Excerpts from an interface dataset
************

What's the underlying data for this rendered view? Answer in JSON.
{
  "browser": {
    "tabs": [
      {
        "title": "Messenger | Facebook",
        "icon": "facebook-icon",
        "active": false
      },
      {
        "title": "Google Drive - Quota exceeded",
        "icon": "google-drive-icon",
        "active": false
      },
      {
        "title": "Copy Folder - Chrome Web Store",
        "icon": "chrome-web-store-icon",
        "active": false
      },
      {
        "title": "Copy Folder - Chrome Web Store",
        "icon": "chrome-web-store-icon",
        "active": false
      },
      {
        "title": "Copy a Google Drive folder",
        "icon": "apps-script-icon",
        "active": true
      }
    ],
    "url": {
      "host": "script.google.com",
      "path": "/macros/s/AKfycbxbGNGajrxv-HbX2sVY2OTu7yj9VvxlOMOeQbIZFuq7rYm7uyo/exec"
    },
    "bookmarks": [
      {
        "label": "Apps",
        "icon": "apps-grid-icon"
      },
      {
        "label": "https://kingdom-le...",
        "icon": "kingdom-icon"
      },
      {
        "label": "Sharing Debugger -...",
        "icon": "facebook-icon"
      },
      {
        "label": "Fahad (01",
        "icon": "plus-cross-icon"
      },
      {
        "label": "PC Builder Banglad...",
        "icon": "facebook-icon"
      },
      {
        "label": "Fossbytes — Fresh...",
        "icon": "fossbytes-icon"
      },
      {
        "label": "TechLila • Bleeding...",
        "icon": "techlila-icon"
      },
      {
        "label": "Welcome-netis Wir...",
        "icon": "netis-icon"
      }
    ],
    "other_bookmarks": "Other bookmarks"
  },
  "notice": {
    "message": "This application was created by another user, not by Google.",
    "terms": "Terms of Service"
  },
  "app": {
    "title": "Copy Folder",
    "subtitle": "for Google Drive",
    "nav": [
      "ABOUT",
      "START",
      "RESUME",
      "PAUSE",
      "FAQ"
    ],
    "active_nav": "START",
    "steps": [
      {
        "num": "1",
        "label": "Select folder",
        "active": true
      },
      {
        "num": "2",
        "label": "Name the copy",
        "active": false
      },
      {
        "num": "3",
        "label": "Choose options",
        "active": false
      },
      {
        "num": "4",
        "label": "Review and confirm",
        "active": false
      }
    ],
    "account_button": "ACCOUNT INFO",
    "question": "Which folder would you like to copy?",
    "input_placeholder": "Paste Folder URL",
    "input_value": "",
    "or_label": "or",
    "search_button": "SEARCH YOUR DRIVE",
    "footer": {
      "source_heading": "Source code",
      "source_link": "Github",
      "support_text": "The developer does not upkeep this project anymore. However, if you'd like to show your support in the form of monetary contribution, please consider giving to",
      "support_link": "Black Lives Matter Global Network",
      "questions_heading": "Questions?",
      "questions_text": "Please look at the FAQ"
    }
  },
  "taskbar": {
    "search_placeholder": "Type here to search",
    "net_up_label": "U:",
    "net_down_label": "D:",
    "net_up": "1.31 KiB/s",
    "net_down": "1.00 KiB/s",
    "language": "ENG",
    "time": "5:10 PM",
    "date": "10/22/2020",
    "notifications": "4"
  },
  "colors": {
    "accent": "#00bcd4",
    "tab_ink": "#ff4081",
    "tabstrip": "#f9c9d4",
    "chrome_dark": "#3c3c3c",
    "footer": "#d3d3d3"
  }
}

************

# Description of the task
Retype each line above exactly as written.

# Response to the task
What's the underlying data for this rendered view? Answer in JSON.
{
  "browser": {
    "tabs": [
      {
        "title": "Messenger | Facebook",
        "icon": "facebook-icon",
        "active": false
      },
      {
        "title": "Google Drive - Quota exceeded",
        "icon": "google-drive-icon",
        "active": false
      },
      {
        "title": "Copy Folder - Chrome Web Store",
        "icon": "chrome-web-store-icon",
        "active": false
      },
      {
        "title": "Copy Folder - Chrome Web Store",
        "icon": "chrome-web-store-icon",
        "active": false
      },
      {
        "title": "Copy a Google Drive folder",
        "icon": "apps-script-icon",
        "active": true
      }
    ],
    "url": {
      "host": "script.google.com",
      "path": "/macros/s/AKfycbxbGNGajrxv-HbX2sVY2OTu7yj9VvxlOMOeQbIZFuq7rYm7uyo/exec"
    },
    "bookmarks": [
      {
        "label": "Apps",
        "icon": "apps-grid-icon"
      },
      {
        "label": "https://kingdom-le...",
        "icon": "kingdom-icon"
      },
      {
        "label": "Sharing Debugger -...",
        "icon": "facebook-icon"
      },
      {
        "label": "Fahad (01",
        "icon": "plus-cross-icon"
      },
      {
        "label": "PC Builder Banglad...",
        "icon": "facebook-icon"
      },
      {
        "label": "Fossbytes — Fresh...",
        "icon": "fossbytes-icon"
      },
      {
        "label": "TechLila • Bleeding...",
        "icon": "techlila-icon"
      },
      {
        "label": "Welcome-netis Wir...",
        "icon": "netis-icon"
      }
    ],
    "other_bookmarks": "Other bookmarks"
  },
  "notice": {
    "message": "This application was created by another user, not by Google.",
    "terms": "Terms of Service"
  },
  "app": {
    "title": "Copy Folder",
    "subtitle": "for Google Drive",
    "nav": [
      "ABOUT",
      "START",
      "RESUME",
      "PAUSE",
      "FAQ"
    ],
    "active_nav": "START",
    "steps": [
      {
        "num": "1",
        "label": "Select folder",
        "active": true
      },
      {
        "num": "2",
        "label": "Name the copy",
        "active": false
      },
      {
        "num": "3",
        "label": "Choose options",
        "active": false
      },
      {
        "num": "4",
        "label": "Review and confirm",
        "active": false
      }
    ],
    "account_button": "ACCOUNT INFO",
    "question": "Which folder would you like to copy?",
    "input_placeholder": "Paste Folder URL",
    "input_value": "",
    "or_label": "or",
    "search_button": "SEARCH YOUR DRIVE",
    "footer": {
      "source_heading": "Source code",
      "source_link": "Github",
      "support_text": "The developer does not upkeep this project anymore. However, if you'd like to show your support in the form of monetary contribution, please consider giving to",
      "support_link": "Black Lives Matter Global Network",
      "questions_heading": "Questions?",
      "questions_text": "Please look at the FAQ"
    }
  },
  "taskbar": {
    "search_placeholder": "Type here to search",
    "net_up_label": "U:",
    "net_down_label": "D:",
    "net_up": "1.31 KiB/s",
    "net_down": "1.00 KiB/s",
    "language": "ENG",
    "time": "5:10 PM",
    "date": "10/22/2020",
    "notifications": "4"
  },
  "colors": {
    "accent": "#00bcd4",
    "tab_ink": "#ff4081",
    "tabstrip": "#f9c9d4",
    "chrome_dark": "#3c3c3c",
    "footer": "#d3d3d3"
  }
}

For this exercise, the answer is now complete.